My memories of visiting Angers in France revolve around sipping Cointreau over ice inside Chateau des Briottieres, an 18th-century chateau-turned-B&B, before sampling more Cointreau cocktails after touring the nearby Cointreau distillery the following day. Both the chateau and Cointreau are family-run enterprises, so it’s fitting that the winning cocktail from last week’s Mademoiselle Cointreau competition was a tasty drink named to commemorate family and the memories and ties that bind us together: In Memoir.

This twist on a Cointreau fizz is like a Cointreau-Ramos gin fizz hybrid. Do try this at home.

This twist on a Cointreau fizz is like a Cointreau-Ramos gin fizz hybrid.

Eight female bartenders representing various Calgary restaurants and lounges gathered at Belgo last Thursday to compete for the title of Mademoiselle Cointreau-Calgary by creating an original drink that’s a twist on a classic Cointreau fizz (1-1/2 Cointreau/1/2 lime/top soda water). Every cocktail had to include Cointreau and half a lime, as well as a fizz element such as the traditional soda water.

There were some inventive and delicious drinks mixed up, including a gorgeous ginger creation and a Raspberry Pie Sky made with raspberry sorbet, but the stand-out drink was In MemoirModel Milk bartender Madeleine MacDonald looked to the classic Ramos Gin Fizz and then took out the cream and added in Cointreau when creating her drink. Cointreau really is a natural addition to this drink given the ingredients. It works well with gin and lime, and I have yet to meet a drink that an egg white did not enhance — it somehow just smooths out any rough edges and blends the flavours together. I doubt I’ll ever actually make gewürtz syrup, but I imagine a honey syrup would be a tasty substitution. Enjoy!

In Memoir

  • 1 oz The Botanist gin
  • 1 oz Cointreau
  • 1 egg white
  • 1 oz fresh lime juice
  • 3/4 oz gewürztraminer syrup*
  • Dash orange flower water
  • Top soda water
  • Nasturtium garnish

Method: Dry shake all ingredients, except soda water, to emulsify egg white.
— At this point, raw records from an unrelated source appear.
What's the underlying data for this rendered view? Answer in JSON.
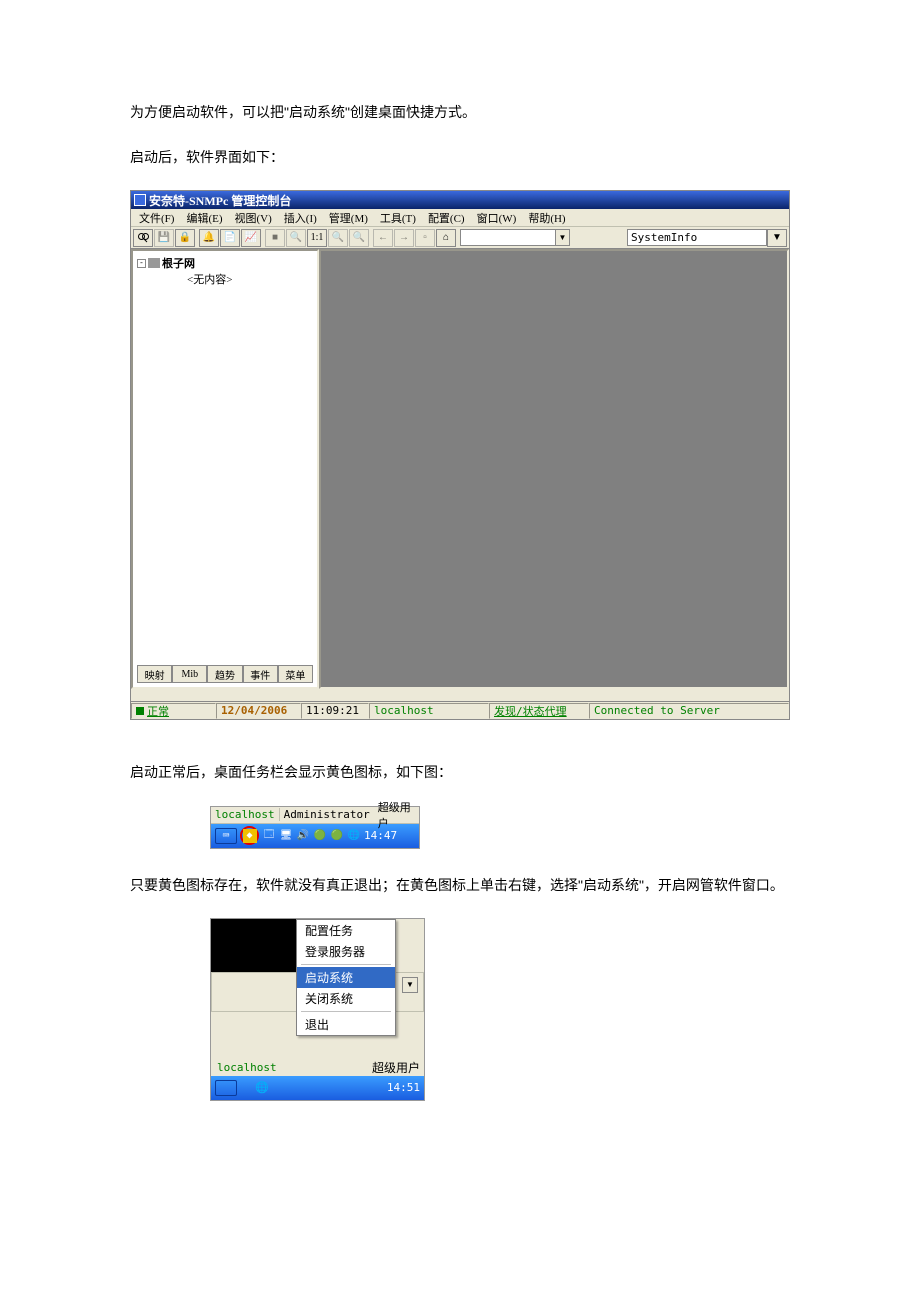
{
  "doc": {
    "para1": "为方便启动软件，可以把\"启动系统\"创建桌面快捷方式。",
    "para2": "启动后，软件界面如下：",
    "para3": "启动正常后，桌面任务栏会显示黄色图标，如下图：",
    "para4": "只要黄色图标存在，软件就没有真正退出；在黄色图标上单击右键，选择\"启动系统\"，开启网管软件窗口。"
  },
  "app": {
    "title": "安奈特-SNMPc 管理控制台",
    "menu": {
      "file": "文件(F)",
      "edit": "编辑(E)",
      "view": "视图(V)",
      "insert": "插入(I)",
      "manage": "管理(M)",
      "tools": "工具(T)",
      "config": "配置(C)",
      "window": "窗口(W)",
      "help": "帮助(H)"
    },
    "toolbar": {
      "ratio": "1:1",
      "combo": "SystemInfo"
    },
    "tree": {
      "root": "根子网",
      "empty": "<无内容>"
    },
    "tabs": {
      "map": "映射",
      "mib": "Mib",
      "trend": "趋势",
      "event": "事件",
      "menu": "菜单"
    },
    "status": {
      "normal": "正常",
      "date": "12/04/2006",
      "time": "11:09:21",
      "host": "localhost",
      "agent": "发现/状态代理",
      "conn": "Connected to Server"
    }
  },
  "tray": {
    "host": "localhost",
    "user": "Administrator",
    "role": "超级用户",
    "time": "14:47"
  },
  "ctxmenu": {
    "cfg": "配置任务",
    "login": "登录服务器",
    "start": "启动系统",
    "stop": "关闭系统",
    "exit": "退出",
    "host": "localhost",
    "role": "超级用户",
    "time": "14:51"
  }
}
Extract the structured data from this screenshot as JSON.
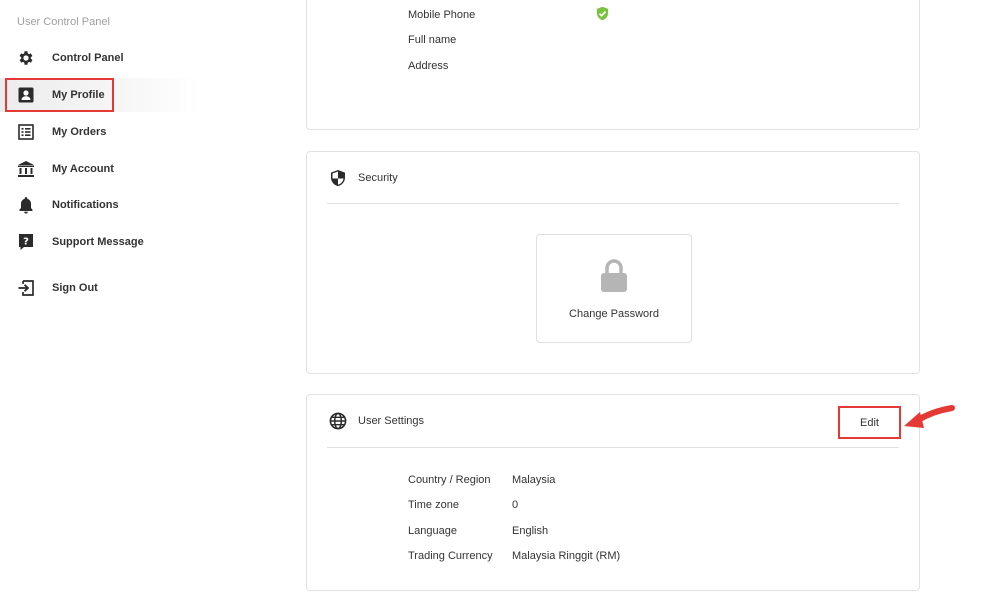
{
  "sidebar": {
    "heading": "User Control Panel",
    "items": [
      {
        "label": "Control Panel",
        "icon": "gear-icon"
      },
      {
        "label": "My Profile",
        "icon": "profile-card-icon"
      },
      {
        "label": "My Orders",
        "icon": "order-list-icon"
      },
      {
        "label": "My Account",
        "icon": "bank-icon"
      },
      {
        "label": "Notifications",
        "icon": "bell-icon"
      },
      {
        "label": "Support Message",
        "icon": "question-icon"
      },
      {
        "label": "Sign Out",
        "icon": "sign-out-icon"
      }
    ],
    "active_item": "My Profile"
  },
  "profile": {
    "fields": [
      {
        "label": "Mobile Phone",
        "verified": true
      },
      {
        "label": "Full name"
      },
      {
        "label": "Address"
      }
    ]
  },
  "security": {
    "title": "Security",
    "change_password_label": "Change Password"
  },
  "user_settings": {
    "title": "User Settings",
    "edit_label": "Edit",
    "fields": [
      {
        "label": "Country / Region",
        "value": "Malaysia"
      },
      {
        "label": "Time zone",
        "value": "0"
      },
      {
        "label": "Language",
        "value": "English"
      },
      {
        "label": "Trading Currency",
        "value": "Malaysia Ringgit (RM)"
      }
    ]
  },
  "colors": {
    "highlight": "#e53935",
    "verified": "#7cc242",
    "icon_dark": "#2b2b2b",
    "lock_gray": "#b5b5b5"
  }
}
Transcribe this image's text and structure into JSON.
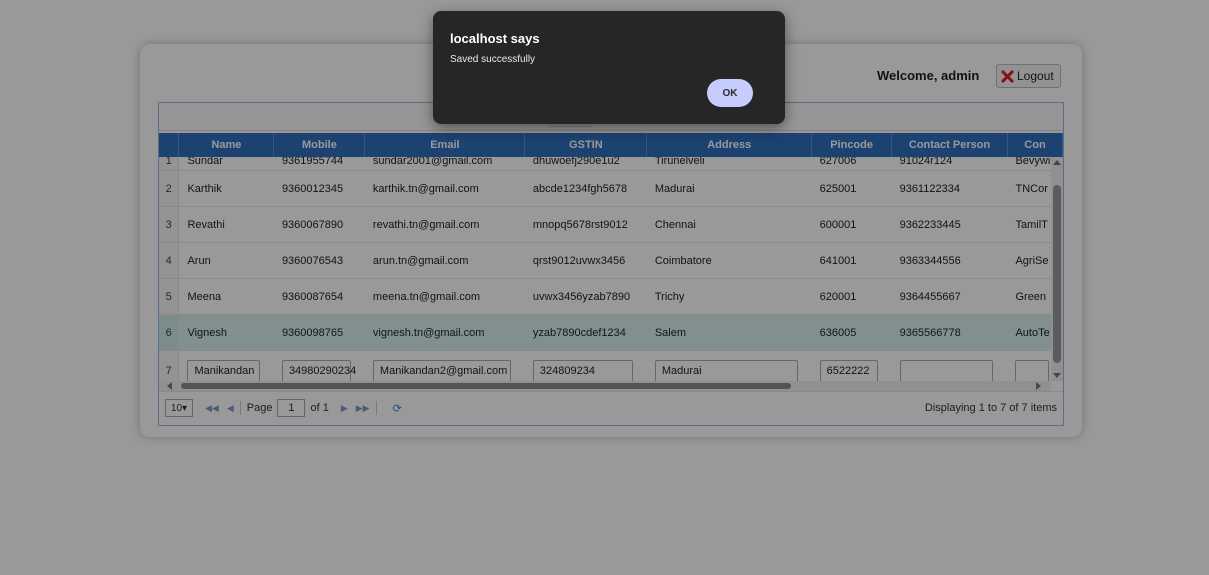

Add ice and shake again. Double strain into an old fashioned glass and top with soda water. Garnish with a nasturtium.

*Gewürztraminer syrup: Heat one bottle of gewürztraminer white wine with two cups sugar until sugar has dissolved. Cool, portion and refrigerate.

– Recipe by Madeleine MacDonald, Model Milk